It’s all those TODOs you left in the code. They are often just a subcategory of good intentions, to make yourself feel better about your imperfect (aka shippable, on-time) implementation. However, it’s worth noting here that while there was barely any chance you were ever going to make that soup or rewrite module X, there actually is a chance you’ll eat your leftovers or finish some of those TODOs. However, like real food, the likelihood of success is greatest immediately after it goes in the fridge and plummets thereafter.
In the software context, this is why a transient medium like a sticky note is much better place for capturing these tasks. While you’re waiting for the build, or QA to check out your work, you just might cross a few TODOs off. If so, give yourself a real pat on the back.
But be sure to toss that sticky at the end of the day (or week if you’re optimistic). Don’t litter the backlog or the code with TODO comments under the misguided belief that those will somehow make you complete them.
What experience in your life leads you to believe Future You will be any less busy than Today You?
My own experience has also taught me that Future Me will take far longer to finish any of the TODOs than Today Me, due to lost context, and will even be less likely to bother trying in the first place.
WHAT CAN WE DO?
In some ways, a software team’s backlog is infinitely more annoying to manage than a fridge.
- Fridges can only be so big. Digital backlog tools are essentially limitless, which is another word for bottomless. Like a pit.
- Spoiled food will stink up the whole works. But tech tasks that reference issues that no longer apply look the same at a glance than ones you created yesterday. Any Good Intention task that references the outside world will become dated incredibly fast.
But, just like a real fridge, here are some practices that may help:
- Be ruthless about what you add. Does this sound like a recipe you’ll never make or something simple that you would make on a weeknight? Only capture work that you feel is worth doing and you will have time to do in the near future. Stack rank it against other items in the backlog. If it belongs toward the bottom, it should probably be removed.
- Get a smaller fridge. This will force you to be more selective. Gradually ratchet down the size of your backlog. To add something new, challenge yourself to throw something out. It’s a great way to actually retain important tasks while avoiding the waste associated with keeping around stuff that you’ll never do.
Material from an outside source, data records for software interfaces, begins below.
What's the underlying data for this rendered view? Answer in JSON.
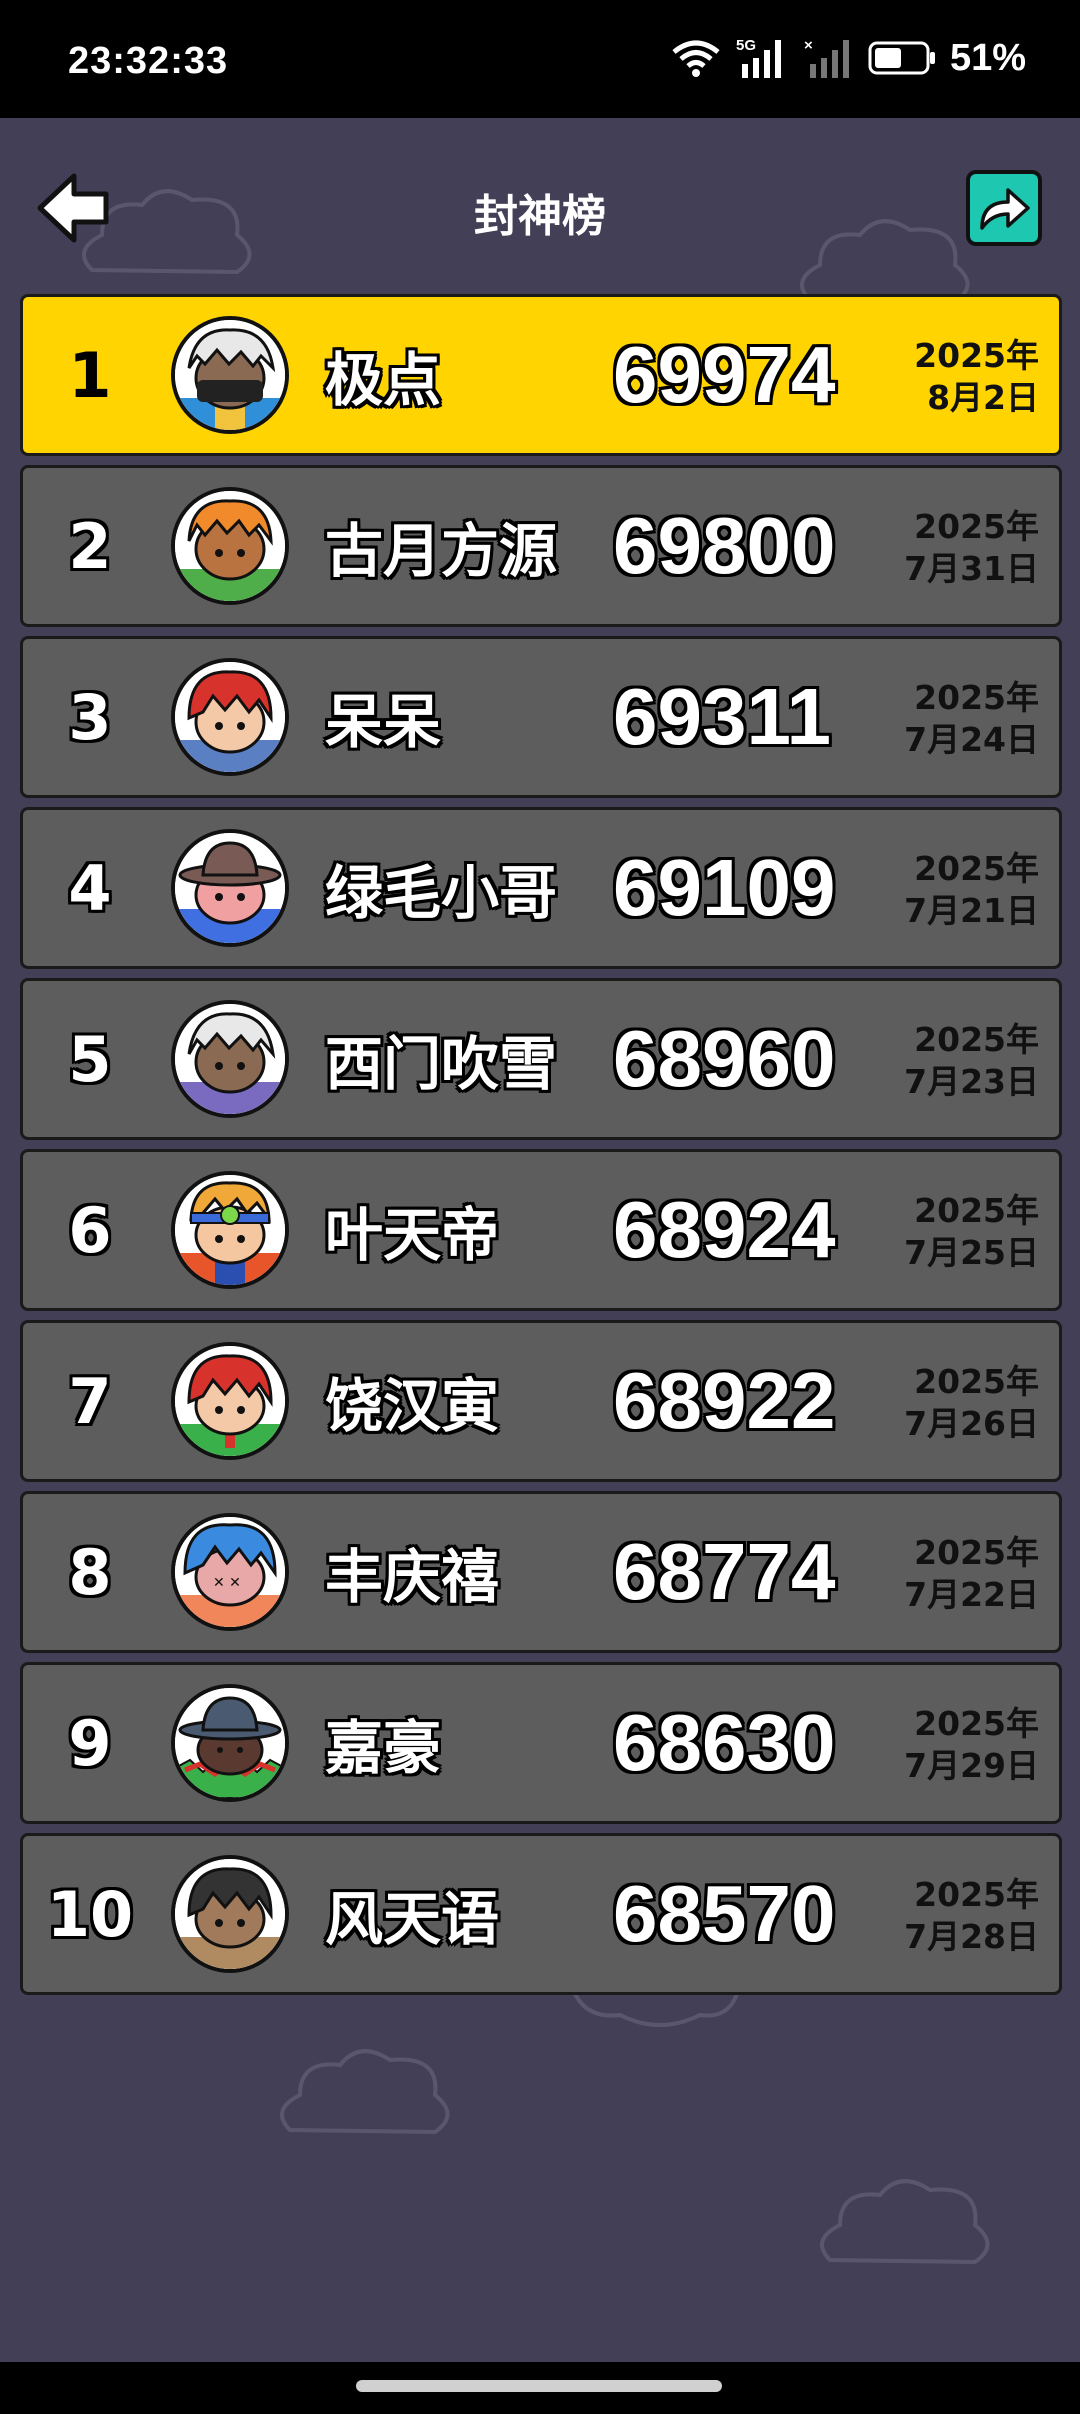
{
  "status_bar": {
    "time": "23:32:33",
    "battery": "51%",
    "network": "5G"
  },
  "header": {
    "title": "封神榜",
    "back_icon": "arrow-left-icon",
    "share_icon": "share-arrow-icon"
  },
  "colors": {
    "background": "#433f57",
    "row": "#5d5d5d",
    "first_row": "#ffd400",
    "share_button": "#1ec7b0"
  },
  "leaderboard": [
    {
      "rank": "1",
      "name": "极点",
      "score": "69974",
      "date_year": "2025年",
      "date_day": "8月2日"
    },
    {
      "rank": "2",
      "name": "古月方源",
      "score": "69800",
      "date_year": "2025年",
      "date_day": "7月31日"
    },
    {
      "rank": "3",
      "name": "呆呆",
      "score": "69311",
      "date_year": "2025年",
      "date_day": "7月24日"
    },
    {
      "rank": "4",
      "name": "绿毛小哥",
      "score": "69109",
      "date_year": "2025年",
      "date_day": "7月21日"
    },
    {
      "rank": "5",
      "name": "西门吹雪",
      "score": "68960",
      "date_year": "2025年",
      "date_day": "7月23日"
    },
    {
      "rank": "6",
      "name": "叶天帝",
      "score": "68924",
      "date_year": "2025年",
      "date_day": "7月25日"
    },
    {
      "rank": "7",
      "name": "饶汉寅",
      "score": "68922",
      "date_year": "2025年",
      "date_day": "7月26日"
    },
    {
      "rank": "8",
      "name": "丰庆禧",
      "score": "68774",
      "date_year": "2025年",
      "date_day": "7月22日"
    },
    {
      "rank": "9",
      "name": "嘉豪",
      "score": "68630",
      "date_year": "2025年",
      "date_day": "7月29日"
    },
    {
      "rank": "10",
      "name": "风天语",
      "score": "68570",
      "date_year": "2025年",
      "date_day": "7月28日"
    }
  ]
}
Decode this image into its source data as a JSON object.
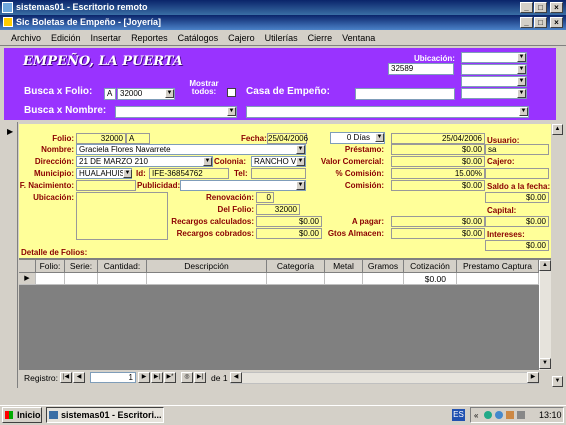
{
  "window": {
    "title": "sistemas01 - Escritorio remoto",
    "app_title": "Sic Boletas de Empeño - [Joyería]"
  },
  "menu": [
    "Archivo",
    "Edición",
    "Insertar",
    "Reportes",
    "Catálogos",
    "Cajero",
    "Utilerías",
    "Cierre",
    "Ventana"
  ],
  "header": {
    "brand": "EMPEÑO, LA PUERTA",
    "ubicacion_label": "Ubicación:",
    "ubicacion_value": "32589",
    "busca_folio_label": "Busca x Folio:",
    "folio_prefix": "A",
    "folio_value": "32000",
    "mostrar_todos_label": "Mostrar todos:",
    "casa_label": "Casa de Empeño:",
    "busca_nombre_label": "Busca x Nombre:"
  },
  "form": {
    "folio_label": "Folio:",
    "folio_num": "32000",
    "folio_letter": "A",
    "fecha_label": "Fecha:",
    "fecha_value": "25/04/2006",
    "dias_value": "0 Días",
    "fecha2_value": "25/04/2006",
    "usuario_label": "Usuario:",
    "nombre_label": "Nombre:",
    "nombre_value": "Graciela Flores Navarrete",
    "prestamo_label": "Préstamo:",
    "prestamo_value": "$0.00",
    "usuario_value": "sa",
    "direccion_label": "Dirección:",
    "direccion_value": "21 DE MARZO 210",
    "colonia_label": "Colonia:",
    "colonia_value": "RANCHO V",
    "valor_label": "Valor Comercial:",
    "valor_value": "$0.00",
    "cajero_label": "Cajero:",
    "municipio_label": "Municipio:",
    "municipio_value": "HUALAHUISI",
    "id_label": "Id:",
    "id_value": "IFE-36854762",
    "tel_label": "Tel:",
    "comision_pct_label": "% Comisión:",
    "comision_pct_value": "15.00%",
    "fnac_label": "F. Nacimiento:",
    "publicidad_label": "Publicidad:",
    "comision_label": "Comisión:",
    "comision_value": "$0.00",
    "saldo_label": "Saldo a la fecha:",
    "saldo_value": "$0.00",
    "ubicacion_label": "Ubicación:",
    "renovacion_label": "Renovación:",
    "renovacion_value": "0",
    "delfolio_label": "Del Folio:",
    "delfolio_value": "32000",
    "capital_label": "Capital:",
    "recargos_calc_label": "Recargos calculados:",
    "recargos_calc_value": "$0.00",
    "apagar_label": "A pagar:",
    "apagar_value": "$0.00",
    "capital_value": "$0.00",
    "recargos_cob_label": "Recargos cobrados:",
    "recargos_cob_value": "$0.00",
    "gtos_label": "Gtos Almacen:",
    "gtos_value": "$0.00",
    "intereses_label": "Intereses:",
    "intereses_value": "$0.00",
    "detalle_label": "Detalle de Folios:"
  },
  "grid": {
    "columns": [
      "Folio:",
      "Serie:",
      "Cantidad:",
      "Descripción",
      "Categoría",
      "Metal",
      "Gramos",
      "Cotización",
      "Prestamo Captura"
    ],
    "cotizacion_value": "$0.00"
  },
  "nav": {
    "label": "Registro:",
    "current": "1",
    "of_text": "de 1"
  },
  "taskbar": {
    "start": "Inicio",
    "task": "sistemas01 - Escritori...",
    "lang": "ES",
    "clock": "13:10"
  },
  "colors": {
    "header_bg": "#9933ff",
    "form_bg": "#ffff99",
    "label_color": "#8b0000"
  }
}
- Write expiration dates on everything. On several backlogs I’ve managed, we had short term parking and other sections that had finite lifespans. The current version of JIRA shows little red dots on tickets as they age which is a nice visual indicator that you’re either neglecting important work or this work wasn’t so important after all.
- Piggyback on planned work. Just like it’s useful to have a “kitchen sink” recipe that easily lets you use up fragments of random veggies in your fridge without having them end up in the compost, purposefully look for opportunities to attach backlog items to upcoming high-priority work streams. It’s a good time to practice your “selling to management” skills.
- Clean it out frequently. If you can’t quickly find what you’re looking for in it, chances are it’s already too big. Give the team an ultimatum. Has it already survived three cleanings? It’s time to pick it up once and for all or trash it. You’ll quickly learn the kinds of tasks that never get picked up and stop adding them in the first place.
Thanks for reading and keep those fridges and backlogs clean and fresh!
Special thanks to fellow Goodreaders William Cline, Morgan Russell, and Eric Lin for their insightful feedback on this blog. Also thanks to my good friend Mónica, who reminded me that my last blog post was older than her daughter. It was a nice push to finally get this out in the world.
Note: this article originally appeared on my tech blog, DePhillips Design.